:: PROVIDED DATA ::

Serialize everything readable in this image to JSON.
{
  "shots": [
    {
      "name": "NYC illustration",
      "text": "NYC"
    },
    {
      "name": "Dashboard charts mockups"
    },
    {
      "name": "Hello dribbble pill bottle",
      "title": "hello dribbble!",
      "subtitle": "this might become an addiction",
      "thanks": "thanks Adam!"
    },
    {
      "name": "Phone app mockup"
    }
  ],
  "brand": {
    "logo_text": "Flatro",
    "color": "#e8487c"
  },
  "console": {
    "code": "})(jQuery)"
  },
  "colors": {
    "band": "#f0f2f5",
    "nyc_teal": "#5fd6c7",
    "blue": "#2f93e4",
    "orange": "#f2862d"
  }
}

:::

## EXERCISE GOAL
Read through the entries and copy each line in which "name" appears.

## OUTPUT
      "name": "NYC illustration",
      "name": "Dashboard charts mockups"
      "name": "Hello dribbble pill bottle",
      "name": "Phone app mockup"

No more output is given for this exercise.